started during Japan’s feudal age and was utilized mostly for political alliances.
In the worst-case scenario, the man would leave the girl after he impregnated her.
Night hunting continues to be observed today, especially by the eastern folks of Bhutan.
If it’s any consolation to the guy powering the Ferris wheel, sometimes there are zero single ladies in the village.
means nothing more than an arranged marriage, the practice itself is far more elaborate.
The girls of the Miao ethnic group in Southwest China have a very unique method of communicating their love.
During their Sisters’ Meal Festival in April—which is their equivalent of Valentine’s Day—the girls dress ornately and cook lots of sticky rice in four different colors, with the colors representing the four main seasons of the year.
During the latter stages of the courtship phase, the father of the girl builds a separate hut, where she and her suitor can meet at night.
People of the Balinese village of Tenganan have taken fighting for love up a notch with their highly ritualized Usaba Sambah Festival.
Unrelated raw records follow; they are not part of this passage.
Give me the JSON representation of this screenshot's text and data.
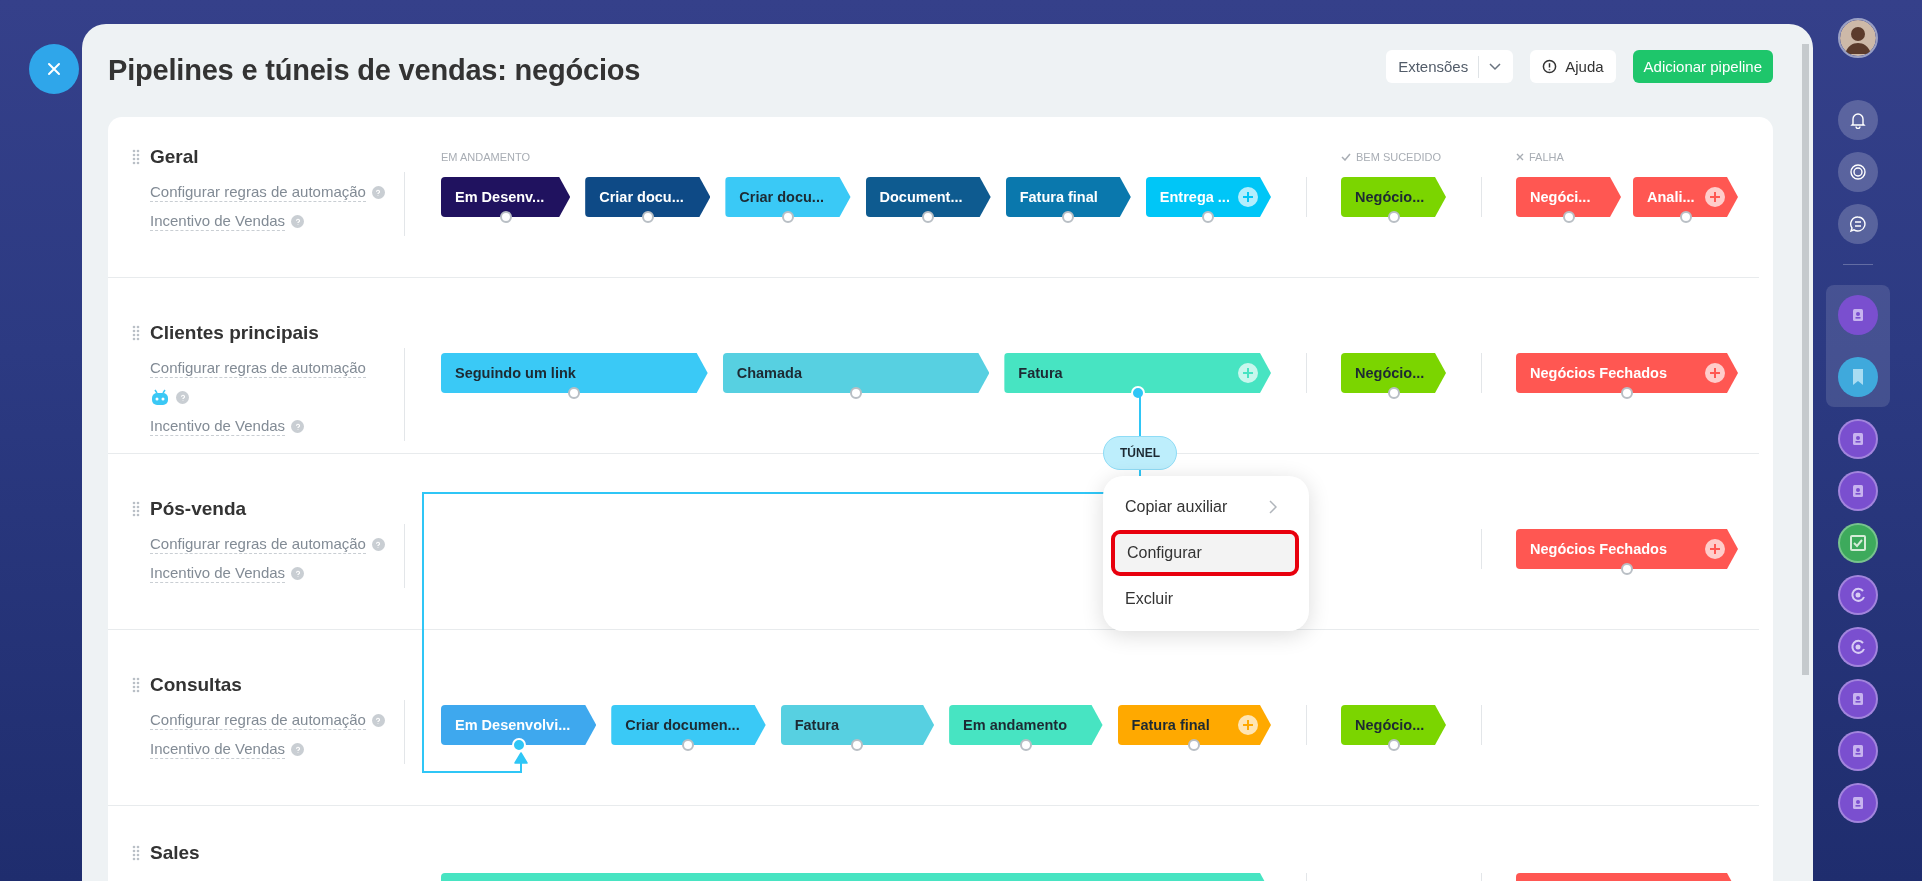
{
  "title": "Pipelines e túneis de vendas: negócios",
  "header_buttons": {
    "extensions": "Extensões",
    "help": "Ajuda",
    "add_pipeline": "Adicionar pipeline"
  },
  "column_headers": {
    "in_progress": "EM ANDAMENTO",
    "success": "BEM SUCEDIDO",
    "failure": "FALHA"
  },
  "pipelines": [
    {
      "name": "Geral",
      "automation_link": "Configurar regras de automação",
      "robot": false,
      "incentive_link": "Incentivo de Vendas",
      "in_progress": [
        {
          "label": "Em Desenv...",
          "color": "#20125f",
          "tunnel": false,
          "add": false
        },
        {
          "label": "Criar docu...",
          "color": "#0e4a86",
          "tunnel": false,
          "add": false
        },
        {
          "label": "Criar docu...",
          "color": "#3ac9f6",
          "tunnel": false,
          "add": false
        },
        {
          "label": "Document...",
          "color": "#0e5b90",
          "tunnel": false,
          "add": false
        },
        {
          "label": "Fatura final",
          "color": "#0a78ad",
          "tunnel": false,
          "add": false
        },
        {
          "label": "Entrega ...",
          "color": "#00c6f7",
          "tunnel": false,
          "add": true
        }
      ],
      "success": [
        {
          "label": "Negócio...",
          "color": "#7bd500",
          "tunnel": false,
          "add": false
        }
      ],
      "failure": [
        {
          "label": "Negóci...",
          "color": "#ff5752",
          "tunnel": false,
          "add": false
        },
        {
          "label": "Anali...",
          "color": "#ff5752",
          "tunnel": false,
          "add": true
        }
      ]
    },
    {
      "name": "Clientes principais",
      "automation_link": "Configurar regras de automação",
      "robot": true,
      "incentive_link": "Incentivo de Vendas",
      "in_progress": [
        {
          "label": "Seguindo um link",
          "color": "#3ac9f6",
          "tunnel": false,
          "add": false
        },
        {
          "label": "Chamada",
          "color": "#57d0e1",
          "tunnel": false,
          "add": false
        },
        {
          "label": "Fatura",
          "color": "#47e4c2",
          "tunnel": true,
          "add": true
        }
      ],
      "success": [
        {
          "label": "Negócio...",
          "color": "#7bd500",
          "tunnel": false,
          "add": false
        }
      ],
      "failure": [
        {
          "label": "Negócios Fechados",
          "color": "#ff5752",
          "tunnel": false,
          "add": true
        }
      ]
    },
    {
      "name": "Pós-venda",
      "automation_link": "Configurar regras de automação",
      "robot": false,
      "incentive_link": "Incentivo de Vendas",
      "failure": [
        {
          "label": "Negócios Fechados",
          "color": "#ff5752",
          "tunnel": false,
          "add": true
        }
      ]
    },
    {
      "name": "Consultas",
      "automation_link": "Configurar regras de automação",
      "robot": false,
      "incentive_link": "Incentivo de Vendas",
      "in_progress": [
        {
          "label": "Em Desenvolvi...",
          "color": "#3ea8ee",
          "tunnel": true,
          "add": false
        },
        {
          "label": "Criar documen...",
          "color": "#3ac9f6",
          "tunnel": false,
          "add": false
        },
        {
          "label": "Fatura",
          "color": "#57d0e1",
          "tunnel": false,
          "add": false
        },
        {
          "label": "Em andamento",
          "color": "#47e4c2",
          "tunnel": false,
          "add": false
        },
        {
          "label": "Fatura final",
          "color": "#ffa900",
          "tunnel": false,
          "add": true
        }
      ],
      "success": [
        {
          "label": "Negócio...",
          "color": "#7bd500",
          "tunnel": false,
          "add": false
        }
      ]
    },
    {
      "name": "Sales",
      "in_progress": [
        {
          "color": "#47e4c2"
        }
      ],
      "failure": [
        {
          "color": "#ff5752"
        }
      ]
    }
  ],
  "tunnel": {
    "label": "TÚNEL"
  },
  "context_menu": {
    "items": [
      {
        "label": "Copiar auxiliar",
        "submenu": true,
        "highlighted": false
      },
      {
        "label": "Configurar",
        "submenu": false,
        "highlighted": true
      },
      {
        "label": "Excluir",
        "submenu": false,
        "highlighted": false
      }
    ]
  }
}
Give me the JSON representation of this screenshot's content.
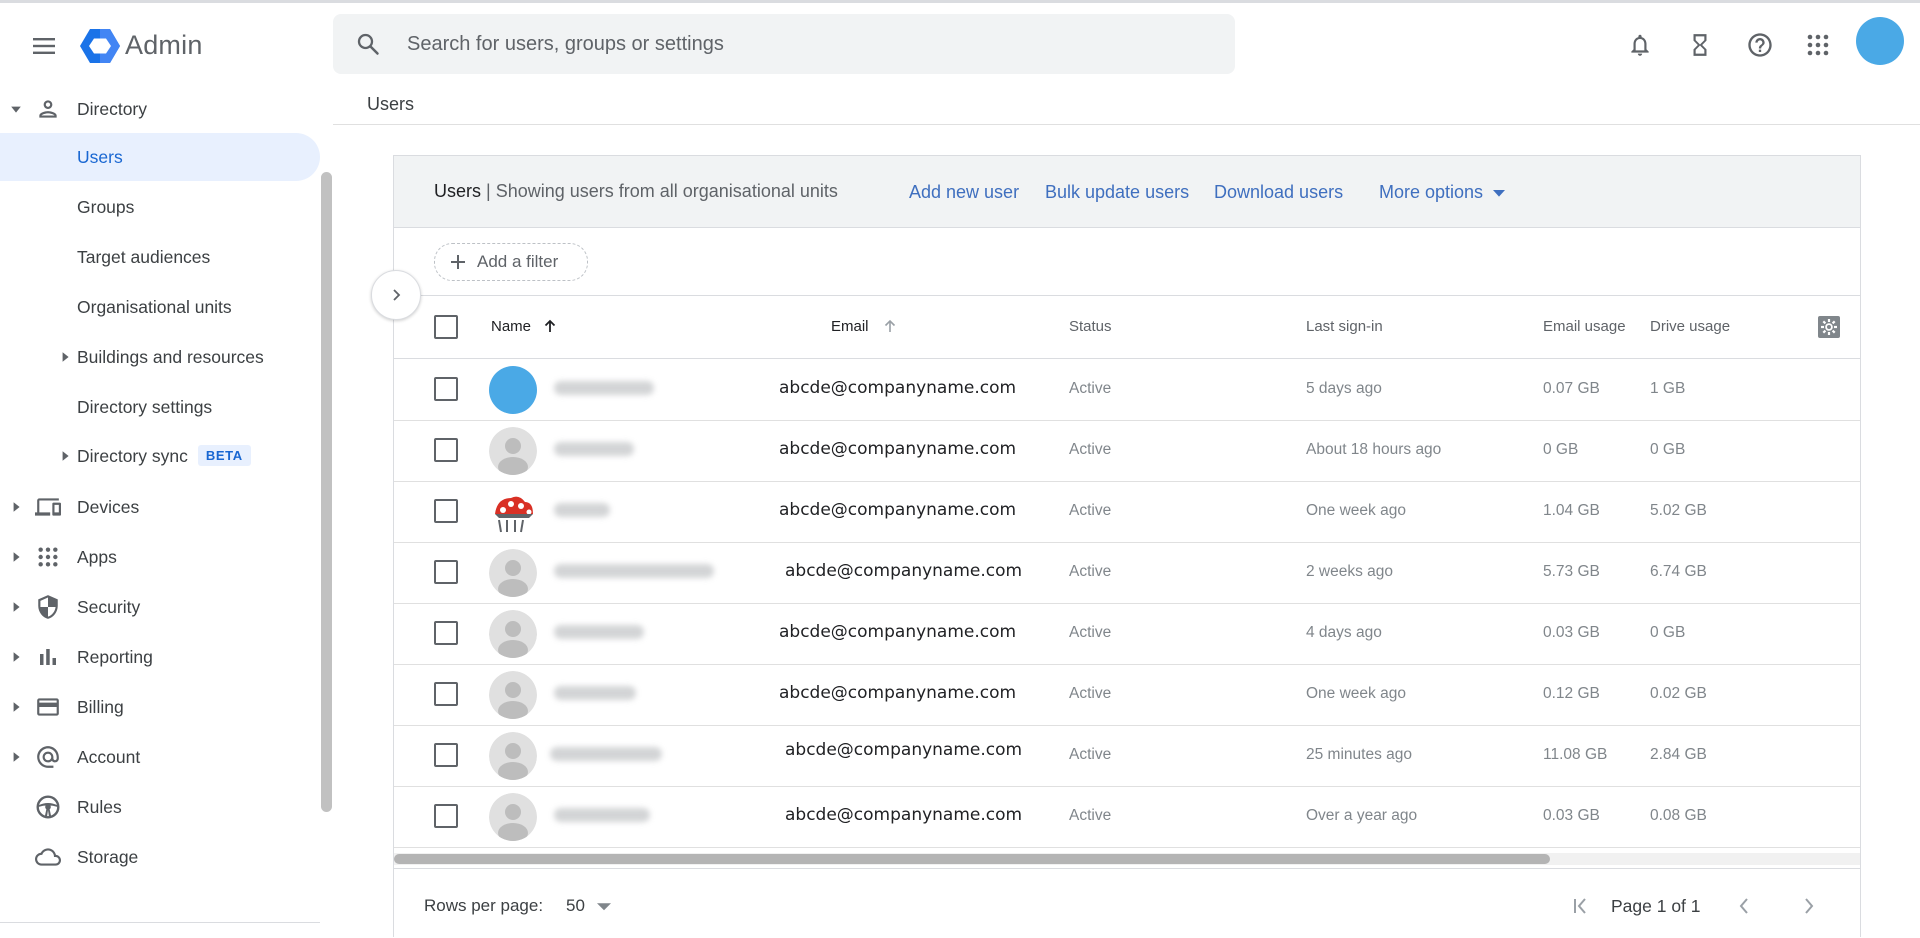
{
  "app": {
    "brand": "Admin"
  },
  "search": {
    "placeholder": "Search for users, groups or settings"
  },
  "header_icons": [
    "bell-icon",
    "hourglass-icon",
    "help-icon",
    "apps-grid-icon"
  ],
  "sidebar": {
    "directory": {
      "label": "Directory",
      "children": [
        {
          "label": "Users"
        },
        {
          "label": "Groups"
        },
        {
          "label": "Target audiences"
        },
        {
          "label": "Organisational units"
        },
        {
          "label": "Buildings and resources"
        },
        {
          "label": "Directory settings"
        },
        {
          "label": "Directory sync",
          "badge": "BETA"
        }
      ]
    },
    "items": [
      {
        "label": "Devices"
      },
      {
        "label": "Apps"
      },
      {
        "label": "Security"
      },
      {
        "label": "Reporting"
      },
      {
        "label": "Billing"
      },
      {
        "label": "Account"
      },
      {
        "label": "Rules"
      },
      {
        "label": "Storage"
      }
    ]
  },
  "breadcrumb": "Users",
  "card": {
    "title_bold": "Users",
    "title_rest": " | Showing users from all organisational units",
    "actions": [
      "Add new user",
      "Bulk update users",
      "Download users",
      "More options"
    ],
    "filter_label": "Add a filter"
  },
  "table": {
    "columns": [
      "Name",
      "Email",
      "Status",
      "Last sign-in",
      "Email usage",
      "Drive usage"
    ],
    "rows": [
      {
        "email": "abcde@companyname.com",
        "status": "Active",
        "last_signin": "5 days ago",
        "email_usage": "0.07 GB",
        "drive_usage": "1 GB"
      },
      {
        "email": "abcde@companyname.com",
        "status": "Active",
        "last_signin": "About 18 hours ago",
        "email_usage": "0 GB",
        "drive_usage": "0 GB"
      },
      {
        "email": "abcde@companyname.com",
        "status": "Active",
        "last_signin": "One week ago",
        "email_usage": "1.04 GB",
        "drive_usage": "5.02 GB"
      },
      {
        "email": "abcde@companyname.com",
        "status": "Active",
        "last_signin": "2 weeks ago",
        "email_usage": "5.73 GB",
        "drive_usage": "6.74 GB"
      },
      {
        "email": "abcde@companyname.com",
        "status": "Active",
        "last_signin": "4 days ago",
        "email_usage": "0.03 GB",
        "drive_usage": "0 GB"
      },
      {
        "email": "abcde@companyname.com",
        "status": "Active",
        "last_signin": "One week ago",
        "email_usage": "0.12 GB",
        "drive_usage": "0.02 GB"
      },
      {
        "email": "abcde@companyname.com",
        "status": "Active",
        "last_signin": "25 minutes ago",
        "email_usage": "11.08 GB",
        "drive_usage": "2.84 GB"
      },
      {
        "email": "abcde@companyname.com",
        "status": "Active",
        "last_signin": "Over a year ago",
        "email_usage": "0.03 GB",
        "drive_usage": "0.08 GB"
      }
    ]
  },
  "footer": {
    "rows_per_page_label": "Rows per page:",
    "rows_per_page_value": "50",
    "page_text": "Page 1 of 1"
  },
  "colors": {
    "accent": "#1a73e8",
    "selected_bg": "#e8f0fe",
    "avatar": "#4aa9e6"
  }
}
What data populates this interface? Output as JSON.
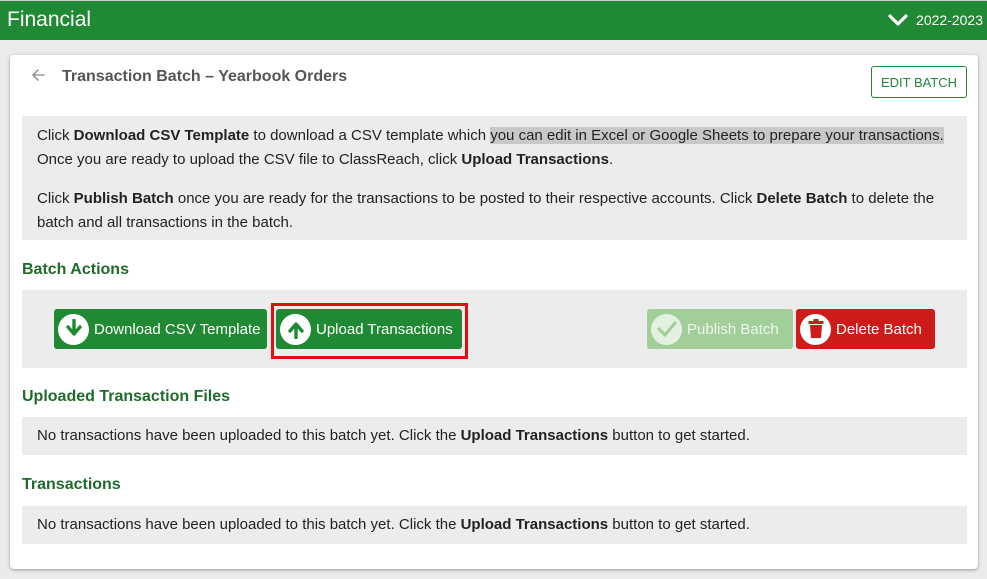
{
  "header": {
    "title": "Financial",
    "year": "2022-2023"
  },
  "page": {
    "title": "Transaction Batch – Yearbook Orders",
    "edit_label": "EDIT BATCH"
  },
  "info": {
    "p1_a": "Click ",
    "p1_b": "Download CSV Template",
    "p1_c": " to download a CSV template which ",
    "p1_hl": "you can edit in Excel or Google Sheets to prepare your transactions.",
    "p1_d": " Once you are ready to upload the CSV file to ClassReach, click ",
    "p1_e": "Upload Transactions",
    "p1_f": ".",
    "p2_a": "Click ",
    "p2_b": "Publish Batch",
    "p2_c": " once you are ready for the transactions to be posted to their respective accounts. Click ",
    "p2_d": "Delete Batch",
    "p2_e": " to delete the batch and all transactions in the batch."
  },
  "batch_actions": {
    "label": "Batch Actions",
    "download_label": "Download CSV Template",
    "upload_label": "Upload Transactions",
    "publish_label": "Publish Batch",
    "delete_label": "Delete Batch"
  },
  "uploaded_files": {
    "label": "Uploaded Transaction Files",
    "msg_a": "No transactions have been uploaded to this batch yet. Click the ",
    "msg_b": "Upload Transactions",
    "msg_c": " button to get started."
  },
  "transactions": {
    "label": "Transactions",
    "msg_a": "No transactions have been uploaded to this batch yet. Click the ",
    "msg_b": "Upload Transactions",
    "msg_c": " button to get started."
  },
  "colors": {
    "primary": "#1f8a33",
    "danger": "#cf1a1a",
    "disabled": "#a2cf99",
    "highlight": "#e01010"
  },
  "icons": {
    "year_toggle": "chevron-down-icon",
    "back": "arrow-left-icon",
    "download": "arrow-down-circle-icon",
    "upload": "arrow-up-circle-icon",
    "publish": "check-circle-icon",
    "delete": "trash-icon"
  }
}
The event, which happens every May, is also a sort of coming-of-age rite for all the unmarried men of the village—and the perfect chance for them to attract the ladies.
Woe to the man who finds a garlic or chili: It means the girl has just flat-out rejected him.
A girl who hasn’t made up her mind will put in a pine needle.
The men fight inside an arena, armed with the thorny leaves of the pandanus plant, and with only a bamboo shield to protect them.